Dataset rows for apps and sites:
# # # # # # #

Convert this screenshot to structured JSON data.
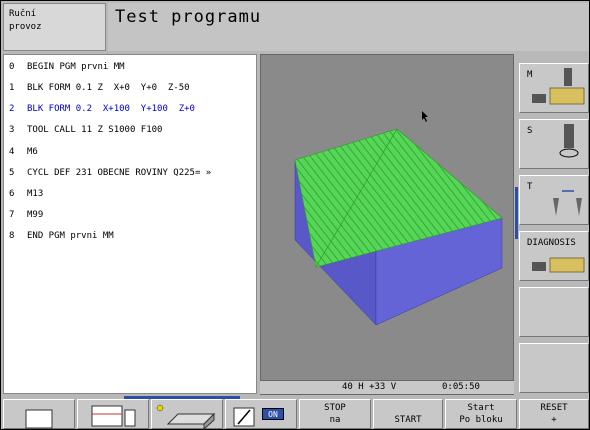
{
  "header": {
    "mode_line1": "Ruční",
    "mode_line2": "provoz",
    "title": "Test programu"
  },
  "program": [
    {
      "num": "0",
      "text": "BEGIN PGM prvni MM",
      "active": false
    },
    {
      "num": "1",
      "text": "BLK FORM 0.1 Z  X+0  Y+0  Z-50",
      "active": false
    },
    {
      "num": "2",
      "text": "BLK FORM 0.2  X+100  Y+100  Z+0",
      "active": true
    },
    {
      "num": "3",
      "text": "TOOL CALL 11 Z S1000 F100",
      "active": false
    },
    {
      "num": "4",
      "text": "M6",
      "active": false
    },
    {
      "num": "5",
      "text": "CYCL DEF 231 OBECNE ROVINY Q225= »",
      "active": false
    },
    {
      "num": "6",
      "text": "M13",
      "active": false
    },
    {
      "num": "7",
      "text": "M99",
      "active": false
    },
    {
      "num": "8",
      "text": "END PGM prvni MM",
      "active": false
    }
  ],
  "status": {
    "position": "40 H +33 V",
    "time": "0:05:50"
  },
  "right_softkeys": [
    {
      "label": "M",
      "icon": "spindle-table-icon"
    },
    {
      "label": "S",
      "icon": "spindle-rotation-icon"
    },
    {
      "label": "T",
      "icon": "tool-change-icon"
    },
    {
      "label": "DIAGNOSIS",
      "icon": "machine-table-icon"
    },
    {
      "label": "",
      "icon": ""
    },
    {
      "label": "",
      "icon": ""
    }
  ],
  "bottom_softkeys": [
    {
      "line1": "",
      "line2": ""
    },
    {
      "line1": "",
      "line2": ""
    },
    {
      "line1": "",
      "line2": ""
    },
    {
      "line1": "",
      "line2": "",
      "badge": "ON"
    },
    {
      "line1": "STOP",
      "line2": "na"
    },
    {
      "line1": "",
      "line2": "START"
    },
    {
      "line1": "Start",
      "line2": "Po bloku"
    },
    {
      "line1": "RESET",
      "line2": "+"
    }
  ],
  "colors": {
    "active_line": "#0000cc",
    "block_blue": "#5a5ad0",
    "surface_green": "#4fd14f",
    "accent_bar": "#2d4fa8"
  }
}
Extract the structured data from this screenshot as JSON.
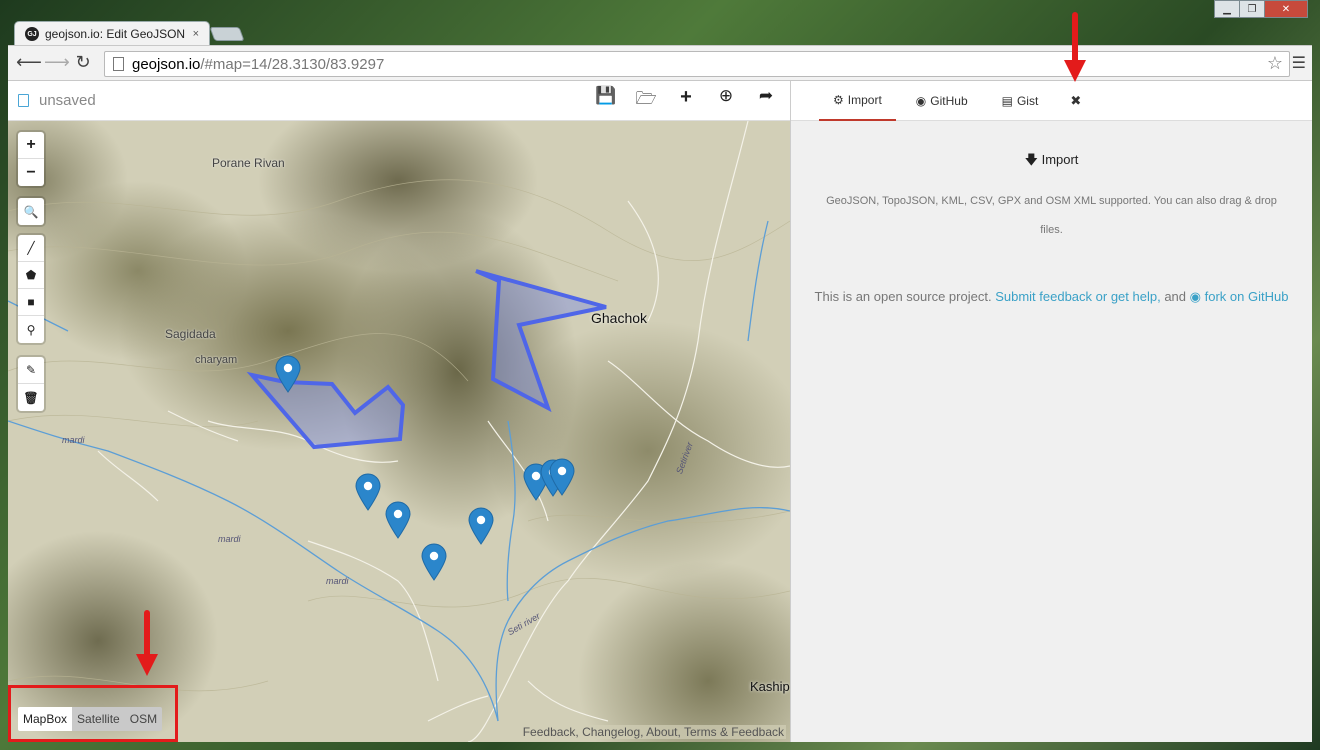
{
  "browser": {
    "tab_title": "geojson.io: Edit GeoJSON",
    "tab_favicon": "GJ",
    "tab_close": "×",
    "url_host": "geojson.io",
    "url_path": "/#map=14/28.3130/83.9297",
    "back_icon": "arrow-left-icon",
    "forward_icon": "arrow-right-icon",
    "reload_icon": "reload-icon",
    "window_controls": [
      "▁",
      "❐",
      "✕"
    ]
  },
  "header": {
    "filename": "unsaved",
    "actions": [
      "save-icon",
      "open-icon",
      "add-icon",
      "download-icon",
      "share-icon"
    ]
  },
  "map": {
    "places": [
      {
        "name": "Porane Rivan"
      },
      {
        "name": "Sagidada"
      },
      {
        "name": "charyam"
      },
      {
        "name": "Ghachok"
      },
      {
        "name": "Kaship"
      }
    ],
    "rivers": [
      "mardi",
      "mardi",
      "mardi",
      "Seti river",
      "Setiriver"
    ],
    "zoom_in": "+",
    "zoom_out": "−",
    "layers": [
      "MapBox",
      "Satellite",
      "OSM"
    ],
    "active_layer": "MapBox",
    "footer": "Feedback, Changelog, About, Terms & Feedback",
    "polygon_color": "#5069e0",
    "marker_color": "#2b86cb"
  },
  "panel": {
    "tabs": [
      {
        "icon": "⚙",
        "label": "Import"
      },
      {
        "icon": "◉",
        "label": "GitHub"
      },
      {
        "icon": "▤",
        "label": "Gist"
      }
    ],
    "close": "✖",
    "import_title": "Import",
    "import_desc": "GeoJSON, TopoJSON, KML, CSV, GPX and OSM XML supported. You can also drag & drop files.",
    "oss_prefix": "This is an open source project.",
    "oss_link1": "Submit feedback or get help,",
    "oss_mid": "and",
    "oss_link2": "fork on GitHub"
  },
  "annotations": {
    "arrow_color": "#e31b1b"
  }
}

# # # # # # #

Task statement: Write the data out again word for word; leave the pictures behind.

Solution for this exercise:
Convert this screenshot to structured JSON data.
{
  "header": {
    "mode_line1": "Ruční",
    "mode_line2": "provoz",
    "title": "Test programu"
  },
  "program": [
    {
      "num": "0",
      "text": "BEGIN PGM prvni MM",
      "active": false
    },
    {
      "num": "1",
      "text": "BLK FORM 0.1 Z  X+0  Y+0  Z-50",
      "active": false
    },
    {
      "num": "2",
      "text": "BLK FORM 0.2  X+100  Y+100  Z+0",
      "active": true
    },
    {
      "num": "3",
      "text": "TOOL CALL 11 Z S1000 F100",
      "active": false
    },
    {
      "num": "4",
      "text": "M6",
      "active": false
    },
    {
      "num": "5",
      "text": "CYCL DEF 231 OBECNE ROVINY Q225= »",
      "active": false
    },
    {
      "num": "6",
      "text": "M13",
      "active": false
    },
    {
      "num": "7",
      "text": "M99",
      "active": false
    },
    {
      "num": "8",
      "text": "END PGM prvni MM",
      "active": false
    }
  ],
  "status": {
    "position": "40 H +33 V",
    "time": "0:05:50"
  },
  "right_softkeys": [
    {
      "label": "M",
      "icon": "spindle-table-icon"
    },
    {
      "label": "S",
      "icon": "spindle-rotation-icon"
    },
    {
      "label": "T",
      "icon": "tool-change-icon"
    },
    {
      "label": "DIAGNOSIS",
      "icon": "machine-table-icon"
    },
    {
      "label": "",
      "icon": ""
    },
    {
      "label": "",
      "icon": ""
    }
  ],
  "bottom_softkeys": [
    {
      "line1": "",
      "line2": ""
    },
    {
      "line1": "",
      "line2": ""
    },
    {
      "line1": "",
      "line2": ""
    },
    {
      "line1": "",
      "line2": "",
      "badge": "ON"
    },
    {
      "line1": "STOP",
      "line2": "na"
    },
    {
      "line1": "",
      "line2": "START"
    },
    {
      "line1": "Start",
      "line2": "Po bloku"
    },
    {
      "line1": "RESET",
      "line2": "+"
    }
  ],
  "colors": {
    "active_line": "#0000cc",
    "block_blue": "#5a5ad0",
    "surface_green": "#4fd14f",
    "accent_bar": "#2d4fa8"
  }
}
Extract the structured data from this screenshot as JSON.
{
  "browser": {
    "tab_title": "geojson.io: Edit GeoJSON",
    "tab_favicon": "GJ",
    "tab_close": "×",
    "url_host": "geojson.io",
    "url_path": "/#map=14/28.3130/83.9297",
    "back_icon": "arrow-left-icon",
    "forward_icon": "arrow-right-icon",
    "reload_icon": "reload-icon",
    "window_controls": [
      "▁",
      "❐",
      "✕"
    ]
  },
  "header": {
    "filename": "unsaved",
    "actions": [
      "save-icon",
      "open-icon",
      "add-icon",
      "download-icon",
      "share-icon"
    ]
  },
  "map": {
    "places": [
      {
        "name": "Porane Rivan"
      },
      {
        "name": "Sagidada"
      },
      {
        "name": "charyam"
      },
      {
        "name": "Ghachok"
      },
      {
        "name": "Kaship"
      }
    ],
    "rivers": [
      "mardi",
      "mardi",
      "mardi",
      "Seti river",
      "Setiriver"
    ],
    "zoom_in": "+",
    "zoom_out": "−",
    "layers": [
      "MapBox",
      "Satellite",
      "OSM"
    ],
    "active_layer": "MapBox",
    "footer": "Feedback, Changelog, About, Terms & Feedback",
    "polygon_color": "#5069e0",
    "marker_color": "#2b86cb"
  },
  "panel": {
    "tabs": [
      {
        "icon": "⚙",
        "label": "Import"
      },
      {
        "icon": "◉",
        "label": "GitHub"
      },
      {
        "icon": "▤",
        "label": "Gist"
      }
    ],
    "close": "✖",
    "import_title": "Import",
    "import_desc": "GeoJSON, TopoJSON, KML, CSV, GPX and OSM XML supported. You can also drag & drop files.",
    "oss_prefix": "This is an open source project.",
    "oss_link1": "Submit feedback or get help,",
    "oss_mid": "and",
    "oss_link2": "fork on GitHub"
  },
  "annotations": {
    "arrow_color": "#e31b1b"
  }
}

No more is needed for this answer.